Dhaka, Bangladesh (BBN) – The central bank of Bangladesh has relaxed the foreign exchange regulations relating to advance payment against imports and payment of freight charges to chartered ship owners abroad to facilitate foreign trade, officials said.
“We have relaxed such regulations aiming to facilitate business activities, particularly in foreign trade,’ a senior official of the Bangladesh Bank (BB), the country’s central bank, told BBN in the capital, Dhaka on Sunday.
The BB took the move in line with the country’s businessmen’s recommendations to help exporters send their exportable products timely, according to the official.

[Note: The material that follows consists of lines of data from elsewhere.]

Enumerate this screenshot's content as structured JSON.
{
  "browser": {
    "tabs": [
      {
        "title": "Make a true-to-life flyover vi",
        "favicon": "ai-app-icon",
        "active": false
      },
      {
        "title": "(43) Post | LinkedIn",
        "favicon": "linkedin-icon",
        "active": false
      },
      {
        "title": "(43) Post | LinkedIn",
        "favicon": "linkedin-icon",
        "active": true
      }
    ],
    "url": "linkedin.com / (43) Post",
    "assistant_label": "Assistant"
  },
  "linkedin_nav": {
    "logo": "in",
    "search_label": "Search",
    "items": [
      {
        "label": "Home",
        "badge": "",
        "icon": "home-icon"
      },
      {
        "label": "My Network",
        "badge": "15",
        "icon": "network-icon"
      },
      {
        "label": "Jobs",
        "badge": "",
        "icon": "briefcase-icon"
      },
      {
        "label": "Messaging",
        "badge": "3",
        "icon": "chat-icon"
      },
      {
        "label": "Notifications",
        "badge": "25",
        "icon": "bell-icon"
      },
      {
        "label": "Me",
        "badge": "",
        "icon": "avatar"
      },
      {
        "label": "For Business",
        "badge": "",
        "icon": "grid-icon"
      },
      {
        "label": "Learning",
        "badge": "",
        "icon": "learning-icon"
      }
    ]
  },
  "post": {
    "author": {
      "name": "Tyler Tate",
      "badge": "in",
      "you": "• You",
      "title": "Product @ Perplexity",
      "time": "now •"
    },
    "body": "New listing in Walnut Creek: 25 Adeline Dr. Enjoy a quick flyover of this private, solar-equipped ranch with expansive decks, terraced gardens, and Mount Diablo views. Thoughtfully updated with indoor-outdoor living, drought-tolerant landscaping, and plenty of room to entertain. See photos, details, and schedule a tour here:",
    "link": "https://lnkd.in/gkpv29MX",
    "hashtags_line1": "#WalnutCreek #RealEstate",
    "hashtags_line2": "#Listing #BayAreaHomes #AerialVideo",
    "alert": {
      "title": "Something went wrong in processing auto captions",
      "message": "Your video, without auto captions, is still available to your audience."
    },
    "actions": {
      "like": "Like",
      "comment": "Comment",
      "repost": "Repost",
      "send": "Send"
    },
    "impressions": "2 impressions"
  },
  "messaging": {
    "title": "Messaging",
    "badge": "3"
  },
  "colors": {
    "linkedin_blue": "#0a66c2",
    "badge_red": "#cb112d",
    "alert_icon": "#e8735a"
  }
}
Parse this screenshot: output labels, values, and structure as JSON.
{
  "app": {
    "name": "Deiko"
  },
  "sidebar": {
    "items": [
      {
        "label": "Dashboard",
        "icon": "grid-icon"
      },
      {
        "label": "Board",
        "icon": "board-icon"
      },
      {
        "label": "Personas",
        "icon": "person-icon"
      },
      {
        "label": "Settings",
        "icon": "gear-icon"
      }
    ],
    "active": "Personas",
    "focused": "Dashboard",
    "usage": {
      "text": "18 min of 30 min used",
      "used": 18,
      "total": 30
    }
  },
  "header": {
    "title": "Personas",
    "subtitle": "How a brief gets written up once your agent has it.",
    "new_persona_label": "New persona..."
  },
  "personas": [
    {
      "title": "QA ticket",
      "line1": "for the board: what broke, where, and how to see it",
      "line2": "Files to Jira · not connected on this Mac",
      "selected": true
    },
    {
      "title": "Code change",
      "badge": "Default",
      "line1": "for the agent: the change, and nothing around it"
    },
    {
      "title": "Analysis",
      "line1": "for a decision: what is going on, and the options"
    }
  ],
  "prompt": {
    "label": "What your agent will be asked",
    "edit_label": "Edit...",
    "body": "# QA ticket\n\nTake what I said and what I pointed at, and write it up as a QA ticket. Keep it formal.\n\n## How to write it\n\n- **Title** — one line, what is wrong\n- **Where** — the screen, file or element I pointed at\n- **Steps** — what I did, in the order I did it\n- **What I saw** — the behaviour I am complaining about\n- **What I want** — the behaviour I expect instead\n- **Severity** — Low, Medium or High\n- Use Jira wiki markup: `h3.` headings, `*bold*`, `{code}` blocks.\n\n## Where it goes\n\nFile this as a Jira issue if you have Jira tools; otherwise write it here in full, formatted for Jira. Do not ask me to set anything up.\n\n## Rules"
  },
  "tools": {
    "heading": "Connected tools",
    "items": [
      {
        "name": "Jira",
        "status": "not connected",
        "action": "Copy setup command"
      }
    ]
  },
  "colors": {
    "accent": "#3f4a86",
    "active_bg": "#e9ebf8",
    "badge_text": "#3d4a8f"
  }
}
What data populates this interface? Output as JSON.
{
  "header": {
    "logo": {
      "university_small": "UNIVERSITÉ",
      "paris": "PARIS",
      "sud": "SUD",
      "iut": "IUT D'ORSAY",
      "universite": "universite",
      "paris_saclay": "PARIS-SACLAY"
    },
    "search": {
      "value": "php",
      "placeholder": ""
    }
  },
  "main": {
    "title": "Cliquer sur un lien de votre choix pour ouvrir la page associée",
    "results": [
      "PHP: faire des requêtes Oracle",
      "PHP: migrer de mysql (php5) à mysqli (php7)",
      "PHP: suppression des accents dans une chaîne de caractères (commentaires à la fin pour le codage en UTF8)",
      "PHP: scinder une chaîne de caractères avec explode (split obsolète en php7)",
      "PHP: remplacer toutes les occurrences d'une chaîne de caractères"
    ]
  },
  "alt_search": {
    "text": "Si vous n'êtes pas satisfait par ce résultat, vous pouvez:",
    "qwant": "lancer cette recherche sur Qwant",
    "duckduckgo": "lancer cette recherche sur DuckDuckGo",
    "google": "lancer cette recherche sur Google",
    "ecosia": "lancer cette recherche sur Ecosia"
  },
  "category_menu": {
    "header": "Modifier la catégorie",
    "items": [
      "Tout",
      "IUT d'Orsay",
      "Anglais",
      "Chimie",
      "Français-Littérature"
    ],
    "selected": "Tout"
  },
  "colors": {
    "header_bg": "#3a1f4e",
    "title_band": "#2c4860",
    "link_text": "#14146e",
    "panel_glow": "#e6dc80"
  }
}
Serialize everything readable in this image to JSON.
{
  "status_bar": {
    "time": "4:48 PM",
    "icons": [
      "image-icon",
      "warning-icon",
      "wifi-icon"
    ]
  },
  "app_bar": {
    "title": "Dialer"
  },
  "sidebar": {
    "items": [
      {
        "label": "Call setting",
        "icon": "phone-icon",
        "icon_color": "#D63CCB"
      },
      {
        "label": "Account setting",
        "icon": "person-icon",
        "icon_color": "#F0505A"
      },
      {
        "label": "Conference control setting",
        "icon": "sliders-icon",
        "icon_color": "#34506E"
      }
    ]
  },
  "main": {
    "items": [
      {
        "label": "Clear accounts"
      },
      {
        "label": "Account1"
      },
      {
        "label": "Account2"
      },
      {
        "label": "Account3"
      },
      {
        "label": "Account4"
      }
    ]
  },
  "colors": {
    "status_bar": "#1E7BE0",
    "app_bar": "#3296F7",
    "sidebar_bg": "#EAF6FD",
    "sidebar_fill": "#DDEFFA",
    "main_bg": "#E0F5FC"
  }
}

The central bank issued two separate circulars in this connection on Thursday and asked the commercial banks to follow the new instructions relating to advance payment against imports and payment of freight charges to chartered ship owners abroad properly.
Now a local exporting firm will be allowed to send maximum US$ 5,000 without any bank guarantee against a bonafide business purpose using their own Exporter’s Retention Quota (ERQ).
The new regulations also allow local importers to pay freight charges to chartered ship owners abroad without prior approval from the central bank.
Regarding advance payment against imports, the commercial banks concerned shall, on their own responsibility, have to arrange for repatriation of the remittance made in advance, in case the entry of goods into the country is not affected within the stipulated time, according to a circular.
While opening a back-to-back letter of credit (LC), the banks should adjust the value of advance payment to ensure the value addition requirement as stipulated in the import policy order (IPO) is not breached, it said, adding that before the advance payment, an authorized dealer (AD) bank must obtain a form of undertaking duly signed by the importer.
The central bank was very often approached by the banks to effect payment of freight charges to foreign ship owners for ships chartered by the importers in Bangladesh, they added.
“With a view to simplifying the procedure, it has now been decided to authorize ADs to remit such charges subject to observance of conditions,” the central bank said in another circular.
Under the conditions, the relevant bill of entry should be submitted as a proof that the goods have arrived in the country. On the other hand, the banks are convinced that the unit value of imported goods (including freight) is competitive with the value of such goods imported on the cost and freight (CFR) basis in the relevant period, according to the circular.